The thing is, there’s nothing wrong with United World Rebellion.  (Last album was a “revolution”, now they’re having a “rebellion”.  What will the next album be?  Defiance, disobedience, dissension, heresy, insubordination, insurgency?)  It’s heavy like old Skid Row.  It has squealing, howling solos like old Skid Row and riffs reminiscent of the classic stuff.  Johnny’s throwing everything he’s got into his performance.   It’s just…not memorable.

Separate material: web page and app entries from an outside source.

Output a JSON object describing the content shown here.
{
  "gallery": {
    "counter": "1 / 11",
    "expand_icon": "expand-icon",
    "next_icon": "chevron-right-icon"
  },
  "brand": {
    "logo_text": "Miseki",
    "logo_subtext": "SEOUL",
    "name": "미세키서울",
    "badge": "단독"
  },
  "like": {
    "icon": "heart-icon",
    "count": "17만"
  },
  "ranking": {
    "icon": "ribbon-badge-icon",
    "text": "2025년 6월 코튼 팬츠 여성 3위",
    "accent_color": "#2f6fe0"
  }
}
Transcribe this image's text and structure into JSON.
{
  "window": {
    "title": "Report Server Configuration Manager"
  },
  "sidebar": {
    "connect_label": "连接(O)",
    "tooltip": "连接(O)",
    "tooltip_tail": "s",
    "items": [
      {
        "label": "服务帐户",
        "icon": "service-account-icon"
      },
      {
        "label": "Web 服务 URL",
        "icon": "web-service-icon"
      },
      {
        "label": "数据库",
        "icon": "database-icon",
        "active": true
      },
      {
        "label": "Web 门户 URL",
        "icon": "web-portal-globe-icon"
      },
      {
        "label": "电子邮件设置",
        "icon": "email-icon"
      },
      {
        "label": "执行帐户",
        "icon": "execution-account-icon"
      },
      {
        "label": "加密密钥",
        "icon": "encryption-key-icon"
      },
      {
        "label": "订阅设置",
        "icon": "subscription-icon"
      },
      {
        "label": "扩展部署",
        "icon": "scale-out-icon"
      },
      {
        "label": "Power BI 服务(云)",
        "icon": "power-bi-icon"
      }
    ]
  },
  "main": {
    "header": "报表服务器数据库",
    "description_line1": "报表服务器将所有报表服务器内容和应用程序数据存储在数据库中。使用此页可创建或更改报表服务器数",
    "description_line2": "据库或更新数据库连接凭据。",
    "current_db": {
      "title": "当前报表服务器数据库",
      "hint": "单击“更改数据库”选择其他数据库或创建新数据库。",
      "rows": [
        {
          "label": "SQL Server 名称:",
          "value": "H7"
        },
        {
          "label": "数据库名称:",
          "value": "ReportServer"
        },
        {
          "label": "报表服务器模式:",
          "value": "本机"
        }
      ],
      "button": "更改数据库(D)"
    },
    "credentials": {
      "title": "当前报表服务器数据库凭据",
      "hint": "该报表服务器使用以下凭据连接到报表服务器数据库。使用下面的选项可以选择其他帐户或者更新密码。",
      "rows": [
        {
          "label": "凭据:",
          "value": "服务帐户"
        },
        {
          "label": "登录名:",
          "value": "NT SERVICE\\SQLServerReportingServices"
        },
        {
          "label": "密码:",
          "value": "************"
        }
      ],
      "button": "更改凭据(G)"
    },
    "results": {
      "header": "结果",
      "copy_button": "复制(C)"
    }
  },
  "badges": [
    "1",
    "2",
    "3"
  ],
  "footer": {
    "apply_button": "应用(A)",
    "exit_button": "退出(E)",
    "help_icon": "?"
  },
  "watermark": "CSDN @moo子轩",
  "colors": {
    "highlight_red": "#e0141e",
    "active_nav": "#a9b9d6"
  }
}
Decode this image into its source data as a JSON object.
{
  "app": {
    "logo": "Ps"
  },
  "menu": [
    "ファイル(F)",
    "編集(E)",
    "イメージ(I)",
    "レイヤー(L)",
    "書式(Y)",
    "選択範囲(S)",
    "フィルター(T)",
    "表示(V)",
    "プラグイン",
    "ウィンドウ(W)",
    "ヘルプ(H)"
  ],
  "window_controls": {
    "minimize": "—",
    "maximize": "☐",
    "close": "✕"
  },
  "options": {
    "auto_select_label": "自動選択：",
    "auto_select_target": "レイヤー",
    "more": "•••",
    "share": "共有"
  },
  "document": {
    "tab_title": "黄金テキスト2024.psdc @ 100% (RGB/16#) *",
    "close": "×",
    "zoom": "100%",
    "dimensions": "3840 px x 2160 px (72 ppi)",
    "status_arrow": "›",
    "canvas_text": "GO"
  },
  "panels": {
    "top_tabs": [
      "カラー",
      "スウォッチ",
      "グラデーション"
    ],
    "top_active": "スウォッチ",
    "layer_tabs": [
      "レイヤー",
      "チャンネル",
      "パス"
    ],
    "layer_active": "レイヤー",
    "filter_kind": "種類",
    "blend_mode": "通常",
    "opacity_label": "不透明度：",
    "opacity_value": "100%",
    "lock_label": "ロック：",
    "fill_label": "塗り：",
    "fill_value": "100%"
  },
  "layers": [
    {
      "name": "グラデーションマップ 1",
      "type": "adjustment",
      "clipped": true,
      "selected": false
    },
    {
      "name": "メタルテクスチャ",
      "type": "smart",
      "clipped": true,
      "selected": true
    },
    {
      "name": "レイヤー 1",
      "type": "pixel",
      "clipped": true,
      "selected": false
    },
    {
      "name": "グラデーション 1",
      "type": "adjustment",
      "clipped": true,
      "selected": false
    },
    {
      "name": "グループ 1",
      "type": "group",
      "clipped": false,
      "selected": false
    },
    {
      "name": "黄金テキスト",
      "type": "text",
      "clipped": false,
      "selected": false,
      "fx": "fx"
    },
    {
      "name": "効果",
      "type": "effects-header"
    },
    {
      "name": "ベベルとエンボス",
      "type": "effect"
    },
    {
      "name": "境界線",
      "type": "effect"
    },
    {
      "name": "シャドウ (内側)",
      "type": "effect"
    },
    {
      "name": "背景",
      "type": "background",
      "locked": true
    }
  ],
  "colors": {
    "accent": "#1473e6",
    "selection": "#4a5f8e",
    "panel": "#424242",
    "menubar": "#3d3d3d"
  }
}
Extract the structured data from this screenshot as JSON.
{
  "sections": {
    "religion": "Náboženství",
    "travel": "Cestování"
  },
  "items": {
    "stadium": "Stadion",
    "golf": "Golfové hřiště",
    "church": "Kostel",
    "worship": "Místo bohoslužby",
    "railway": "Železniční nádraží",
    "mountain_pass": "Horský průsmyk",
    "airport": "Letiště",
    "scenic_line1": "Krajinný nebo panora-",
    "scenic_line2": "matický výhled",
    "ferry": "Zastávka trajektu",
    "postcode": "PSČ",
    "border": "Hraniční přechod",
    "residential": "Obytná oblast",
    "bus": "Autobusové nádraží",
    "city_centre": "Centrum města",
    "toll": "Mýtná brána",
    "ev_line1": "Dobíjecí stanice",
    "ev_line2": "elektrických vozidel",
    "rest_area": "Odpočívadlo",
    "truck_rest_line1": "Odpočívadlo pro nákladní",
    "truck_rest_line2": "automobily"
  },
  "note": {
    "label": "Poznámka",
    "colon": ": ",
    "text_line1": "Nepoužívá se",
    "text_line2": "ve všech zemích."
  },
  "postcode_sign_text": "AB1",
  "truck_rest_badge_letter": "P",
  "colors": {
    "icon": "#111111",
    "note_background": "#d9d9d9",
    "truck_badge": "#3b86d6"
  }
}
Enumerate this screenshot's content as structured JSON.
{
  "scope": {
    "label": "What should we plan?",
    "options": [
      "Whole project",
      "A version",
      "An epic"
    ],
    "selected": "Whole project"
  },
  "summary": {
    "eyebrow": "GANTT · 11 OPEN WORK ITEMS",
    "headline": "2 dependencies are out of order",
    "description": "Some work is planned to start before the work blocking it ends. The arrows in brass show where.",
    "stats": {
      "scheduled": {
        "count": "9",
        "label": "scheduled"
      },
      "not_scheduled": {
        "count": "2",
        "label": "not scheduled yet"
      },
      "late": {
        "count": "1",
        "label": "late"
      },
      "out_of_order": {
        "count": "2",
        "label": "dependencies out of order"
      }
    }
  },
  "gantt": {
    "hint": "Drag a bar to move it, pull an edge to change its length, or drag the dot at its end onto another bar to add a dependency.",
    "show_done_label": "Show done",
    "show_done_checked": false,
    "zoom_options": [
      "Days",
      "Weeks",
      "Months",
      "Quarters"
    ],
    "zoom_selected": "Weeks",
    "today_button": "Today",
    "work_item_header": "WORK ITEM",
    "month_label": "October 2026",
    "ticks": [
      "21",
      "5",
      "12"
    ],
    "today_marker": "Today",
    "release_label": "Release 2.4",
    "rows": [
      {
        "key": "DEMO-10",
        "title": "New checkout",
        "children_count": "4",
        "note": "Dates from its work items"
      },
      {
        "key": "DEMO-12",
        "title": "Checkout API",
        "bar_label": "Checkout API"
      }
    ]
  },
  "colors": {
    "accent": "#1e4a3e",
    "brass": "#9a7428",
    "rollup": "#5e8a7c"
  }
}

The most striking song is the first one, “Kings of Demolition”, which is really good.  Only problem:  It’s more than just a little similar to “Monkey Business” from Slave.  “Monkey Business” is a great heavy song, but you’re not going to top it by re-writing it.  It’s downhill from there.  I must have played this EP eight or nine times now, and I still can’t remember how “Let’s Go”, “Get Up”, and “Stitches” go.  They are all heavy, riffy…and non-descript.  The only song that stands out is “This is Killing Me”, the token ballad (right smack in the middle of the EP), and it stands out only because it’s a ballad.  You can hear the (intended?) similarity to a certain hit ballad by the Sebastian version of Skid Row…but without his soaring vocals.  Once again, you can’t create a new memorable song if you’re repeating an old one.

Sorry guys.  I’m usually in favour of bands carrying on with new members, because I’d rather have that than no band at all.  Unfortunately, Skid Row needs Sebastian Bach as much as Sebastian Bach wants to be in Skid Row.  Johnny can take a proud bow, because he’s no slouch and he did the best job possible.  I wanna see it happen.

2/5 stars

EDIT: May 15 2013 – There is a European version coming with two bonus tracks, both covers.  Bastards.